[DATASET Boundary: Start]

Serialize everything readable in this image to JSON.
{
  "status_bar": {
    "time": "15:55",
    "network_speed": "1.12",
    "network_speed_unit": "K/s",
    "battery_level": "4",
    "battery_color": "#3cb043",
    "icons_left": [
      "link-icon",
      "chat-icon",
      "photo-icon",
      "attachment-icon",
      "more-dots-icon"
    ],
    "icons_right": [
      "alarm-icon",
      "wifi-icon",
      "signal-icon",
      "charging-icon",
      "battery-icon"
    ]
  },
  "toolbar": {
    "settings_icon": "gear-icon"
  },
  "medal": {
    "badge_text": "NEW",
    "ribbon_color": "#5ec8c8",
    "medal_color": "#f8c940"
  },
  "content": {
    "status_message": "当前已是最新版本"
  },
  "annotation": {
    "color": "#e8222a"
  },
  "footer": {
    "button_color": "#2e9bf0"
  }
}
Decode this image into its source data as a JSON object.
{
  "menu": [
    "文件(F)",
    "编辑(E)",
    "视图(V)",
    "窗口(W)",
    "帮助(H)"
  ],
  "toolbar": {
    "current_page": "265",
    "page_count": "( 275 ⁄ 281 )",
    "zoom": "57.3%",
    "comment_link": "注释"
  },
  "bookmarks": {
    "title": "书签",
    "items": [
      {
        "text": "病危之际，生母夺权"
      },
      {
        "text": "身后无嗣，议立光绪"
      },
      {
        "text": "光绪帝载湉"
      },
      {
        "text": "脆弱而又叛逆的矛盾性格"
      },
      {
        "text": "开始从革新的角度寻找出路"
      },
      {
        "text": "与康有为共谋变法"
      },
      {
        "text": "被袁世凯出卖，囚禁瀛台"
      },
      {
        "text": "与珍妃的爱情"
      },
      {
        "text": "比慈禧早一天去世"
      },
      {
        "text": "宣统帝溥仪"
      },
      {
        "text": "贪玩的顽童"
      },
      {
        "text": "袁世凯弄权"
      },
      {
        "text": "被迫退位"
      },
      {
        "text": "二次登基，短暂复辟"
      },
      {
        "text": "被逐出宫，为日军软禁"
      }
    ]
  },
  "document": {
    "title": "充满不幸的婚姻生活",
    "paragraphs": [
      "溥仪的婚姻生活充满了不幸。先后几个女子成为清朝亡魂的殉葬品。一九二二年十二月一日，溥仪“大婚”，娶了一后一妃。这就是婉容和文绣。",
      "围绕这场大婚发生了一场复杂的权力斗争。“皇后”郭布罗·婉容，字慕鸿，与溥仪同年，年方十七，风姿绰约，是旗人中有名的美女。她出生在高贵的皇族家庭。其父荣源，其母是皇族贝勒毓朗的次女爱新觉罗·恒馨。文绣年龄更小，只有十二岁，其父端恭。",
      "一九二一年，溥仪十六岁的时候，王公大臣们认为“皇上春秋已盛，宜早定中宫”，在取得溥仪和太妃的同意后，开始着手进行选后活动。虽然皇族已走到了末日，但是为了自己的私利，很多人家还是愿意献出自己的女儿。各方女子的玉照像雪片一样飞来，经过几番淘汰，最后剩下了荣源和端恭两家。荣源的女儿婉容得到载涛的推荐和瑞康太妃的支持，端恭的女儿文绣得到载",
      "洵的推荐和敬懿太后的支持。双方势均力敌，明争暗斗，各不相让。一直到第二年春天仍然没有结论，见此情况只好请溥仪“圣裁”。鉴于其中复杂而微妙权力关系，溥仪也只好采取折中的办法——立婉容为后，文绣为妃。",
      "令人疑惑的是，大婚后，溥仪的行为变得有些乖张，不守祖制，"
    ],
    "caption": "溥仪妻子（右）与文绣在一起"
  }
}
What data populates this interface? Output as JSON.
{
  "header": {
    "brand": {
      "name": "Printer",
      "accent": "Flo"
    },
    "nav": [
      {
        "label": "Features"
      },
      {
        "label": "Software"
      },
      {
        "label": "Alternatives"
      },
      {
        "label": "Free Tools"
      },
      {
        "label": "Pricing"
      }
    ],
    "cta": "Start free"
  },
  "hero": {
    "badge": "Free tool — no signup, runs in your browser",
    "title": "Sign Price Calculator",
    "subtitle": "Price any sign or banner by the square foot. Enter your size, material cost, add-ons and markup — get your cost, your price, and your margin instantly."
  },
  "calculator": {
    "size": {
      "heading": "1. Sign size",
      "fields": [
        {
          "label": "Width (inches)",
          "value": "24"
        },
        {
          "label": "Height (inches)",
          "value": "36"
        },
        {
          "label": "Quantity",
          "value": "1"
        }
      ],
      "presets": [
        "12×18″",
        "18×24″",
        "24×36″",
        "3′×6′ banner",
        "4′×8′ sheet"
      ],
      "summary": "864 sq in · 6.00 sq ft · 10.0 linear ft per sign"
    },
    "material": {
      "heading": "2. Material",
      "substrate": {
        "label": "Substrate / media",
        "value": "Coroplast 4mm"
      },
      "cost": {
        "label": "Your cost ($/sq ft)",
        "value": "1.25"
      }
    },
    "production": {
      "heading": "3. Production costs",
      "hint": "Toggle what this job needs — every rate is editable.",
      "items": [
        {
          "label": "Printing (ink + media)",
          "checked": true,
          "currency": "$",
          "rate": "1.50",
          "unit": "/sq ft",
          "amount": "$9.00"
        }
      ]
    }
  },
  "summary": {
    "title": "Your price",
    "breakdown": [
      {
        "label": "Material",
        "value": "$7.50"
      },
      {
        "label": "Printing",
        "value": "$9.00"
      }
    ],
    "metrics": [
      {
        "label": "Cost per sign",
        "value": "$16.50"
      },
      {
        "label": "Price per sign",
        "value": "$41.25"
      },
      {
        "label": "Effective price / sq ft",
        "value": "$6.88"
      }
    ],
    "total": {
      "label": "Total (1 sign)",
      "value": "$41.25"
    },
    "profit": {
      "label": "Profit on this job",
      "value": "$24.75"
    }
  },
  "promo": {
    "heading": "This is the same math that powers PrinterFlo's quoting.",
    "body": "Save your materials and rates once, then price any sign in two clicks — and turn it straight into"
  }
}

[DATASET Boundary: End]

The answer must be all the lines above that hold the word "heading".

      "heading": "1. Sign size",
      "heading": "2. Material",
      "heading": "3. Production costs",
    "heading": "This is the same math that powers PrinterFlo's quoting.",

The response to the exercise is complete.